#Standarize some functions to 'Moisture Index'.
fW.Century1=function (MoistIndex) 
{
  1/(1 + 30 * exp(-8.5 * (MoistIndex)))
}

#Need to modify the Daycent function so it doesn't calculate water filled pored space. It is replaced by the Moisture Index (MoistIndex \in 0,1)
fW.Daycent1.1=function (MoistIndex, a = 0.6, b = 1.27, c = 0.0012, d = 2.84) 
{
  wfps = MoistIndex
  wfunc = (((wfps - b)/(a - b))^(d * ((b - a)/(a - c))))*((wfps - c)/(a - c))^d
  return(wfunc)
}

fW.Standcarb1=function (Moist, MatricShape = 5, MatricLag = 0, MoistMin = 30, 
                        MoistMax = 350, DiffuseShape = 15, DiffuseLag = 4) 
{
  IncreaseRate = 3/MoistMin
  MatricLimit = (1 - exp(-IncreaseRate * (Moist + MatricLag)))^MatricShape
  DiffuseLimit = exp(-1*(Moist/(MoistMax + DiffuseLag))^DiffuseShape)
  MoistDecayIndex = MatricLimit * DiffuseLimit
  return(MoistDecayIndex)
}

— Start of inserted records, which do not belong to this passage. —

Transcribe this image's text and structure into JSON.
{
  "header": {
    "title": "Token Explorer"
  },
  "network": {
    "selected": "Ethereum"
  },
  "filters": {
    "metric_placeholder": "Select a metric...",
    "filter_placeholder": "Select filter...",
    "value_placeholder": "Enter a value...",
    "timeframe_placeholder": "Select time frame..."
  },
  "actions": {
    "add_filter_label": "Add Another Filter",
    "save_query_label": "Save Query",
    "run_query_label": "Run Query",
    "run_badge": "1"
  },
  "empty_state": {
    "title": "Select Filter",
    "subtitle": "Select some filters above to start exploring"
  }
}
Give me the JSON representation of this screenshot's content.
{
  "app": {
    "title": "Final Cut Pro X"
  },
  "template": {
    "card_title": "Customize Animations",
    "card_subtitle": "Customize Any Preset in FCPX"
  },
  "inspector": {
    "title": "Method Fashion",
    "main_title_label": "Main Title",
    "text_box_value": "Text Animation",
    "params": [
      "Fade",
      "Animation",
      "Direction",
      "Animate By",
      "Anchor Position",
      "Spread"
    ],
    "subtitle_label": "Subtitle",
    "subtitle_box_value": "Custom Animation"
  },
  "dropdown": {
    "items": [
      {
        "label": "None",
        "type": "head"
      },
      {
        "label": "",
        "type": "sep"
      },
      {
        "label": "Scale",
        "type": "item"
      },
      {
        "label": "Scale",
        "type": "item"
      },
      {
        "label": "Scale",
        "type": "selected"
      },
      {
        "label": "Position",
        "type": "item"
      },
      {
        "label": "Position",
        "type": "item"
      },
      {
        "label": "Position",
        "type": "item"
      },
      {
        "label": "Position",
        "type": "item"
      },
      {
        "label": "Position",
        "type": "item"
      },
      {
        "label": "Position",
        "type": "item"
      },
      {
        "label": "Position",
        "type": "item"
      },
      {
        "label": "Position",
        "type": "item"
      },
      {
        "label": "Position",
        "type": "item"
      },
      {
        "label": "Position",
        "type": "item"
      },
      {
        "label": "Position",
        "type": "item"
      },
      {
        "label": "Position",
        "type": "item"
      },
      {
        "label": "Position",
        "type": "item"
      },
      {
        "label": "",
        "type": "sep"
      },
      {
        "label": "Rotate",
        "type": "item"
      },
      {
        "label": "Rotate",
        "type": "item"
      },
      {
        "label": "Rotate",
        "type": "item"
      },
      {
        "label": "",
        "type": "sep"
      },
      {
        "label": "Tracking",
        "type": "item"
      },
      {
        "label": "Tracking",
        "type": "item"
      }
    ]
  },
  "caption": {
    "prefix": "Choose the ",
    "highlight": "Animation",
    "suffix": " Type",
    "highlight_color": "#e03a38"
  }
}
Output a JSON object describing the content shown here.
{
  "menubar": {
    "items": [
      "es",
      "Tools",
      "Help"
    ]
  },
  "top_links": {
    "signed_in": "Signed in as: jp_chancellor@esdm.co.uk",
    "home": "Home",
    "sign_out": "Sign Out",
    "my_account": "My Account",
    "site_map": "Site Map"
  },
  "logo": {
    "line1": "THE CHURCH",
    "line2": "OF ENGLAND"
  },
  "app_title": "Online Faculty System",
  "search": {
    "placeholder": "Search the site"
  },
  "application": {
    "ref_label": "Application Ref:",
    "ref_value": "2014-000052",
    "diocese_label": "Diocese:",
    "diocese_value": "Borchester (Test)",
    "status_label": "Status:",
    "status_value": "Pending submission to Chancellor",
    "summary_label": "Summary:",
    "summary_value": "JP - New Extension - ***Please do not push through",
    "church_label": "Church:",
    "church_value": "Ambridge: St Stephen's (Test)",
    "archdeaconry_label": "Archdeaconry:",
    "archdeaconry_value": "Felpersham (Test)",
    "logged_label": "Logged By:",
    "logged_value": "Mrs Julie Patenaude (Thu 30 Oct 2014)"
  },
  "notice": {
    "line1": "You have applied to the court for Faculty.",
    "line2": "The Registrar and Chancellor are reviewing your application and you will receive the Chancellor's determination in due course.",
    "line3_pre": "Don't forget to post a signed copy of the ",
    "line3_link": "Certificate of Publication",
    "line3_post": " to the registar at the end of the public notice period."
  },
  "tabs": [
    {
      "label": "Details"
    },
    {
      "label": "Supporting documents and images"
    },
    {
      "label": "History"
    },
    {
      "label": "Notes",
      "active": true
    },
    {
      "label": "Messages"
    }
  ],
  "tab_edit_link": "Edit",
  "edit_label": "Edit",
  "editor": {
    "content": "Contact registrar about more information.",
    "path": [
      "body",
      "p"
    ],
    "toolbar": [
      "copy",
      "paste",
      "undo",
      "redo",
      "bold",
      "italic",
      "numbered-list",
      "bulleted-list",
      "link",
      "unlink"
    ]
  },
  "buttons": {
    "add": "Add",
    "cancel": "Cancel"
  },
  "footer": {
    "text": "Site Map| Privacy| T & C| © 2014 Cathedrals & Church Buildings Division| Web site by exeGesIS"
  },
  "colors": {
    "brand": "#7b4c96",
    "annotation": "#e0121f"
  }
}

fW.Candy=function(MoistIndex){
  Mi=MoistIndex # Moisture index. Original equation arrives here dividing VWC by pore volume
  fw=ifelse(Mi<=0.5, 4*Mi*(1-Mi),1)
  return(fw)
}

fW.Myers=function(MoistIndex,b=2){
  b*MoistIndex+((1-b)*MoistIndex^2)
}

#Run the functions
fW1=fW.Century1(W1)
fW2=fW.Daycent1.1(W1)
fW3=fW.Demeter(W1,Msat=1)
fW4=fW.Standcarb1(W1*100,MoistMin=15,MoistMax=90)
fW5=fW.Candy(W1)
fW6=fW.Gompertz(W1)
fW7=fW.Myers(W1)
fW8=fW.Moyano(W1)
fW9=fW.Skopp(W1)

And now we can plot them

plot(W1,fW1,type="l",xlab="Moisture index",ylab="f(W)",ylim=c(0,2),col=pal[1])
lines(W1,fW2,col=pal[2])
lines(W1,fW3,col=pal[3])
lines(W1,fW4,col=pal[4])
lines(W1,fW5,col=pal[5])
lines(W1,fW6,col=pal[1],lty=2)
lines(W1,fW7,col=pal[2],lty=2)
lines(W1,fW8,col=pal[3],lty=2)
lines(W1,fW9,col=pal[4],lty=2)
legend("topleft",c("Century","Daycent","Demeter","Standcarb","Candy"),lty=rep(1,5),col=pal[1:5],bty="n")
legend("topright",c("Gompertz","Myers","Moyano","Skopp"),lty=rep(2,4),col=pal[1:4],bty="n")

plot of chunk unnamed-chunk-4

Implement your own function

If you need a different modifier not included in SoilR, you can implement your own as a normal R function. For example, let's say you want to implement an exponential function as a temperature modifier with the form

\[ f(T) = A \cdot e^{k \cdot T} \]

Then, you implment it as

fT.Exponential = function(Temp, A, k){
    A*exp(k*Temp)
}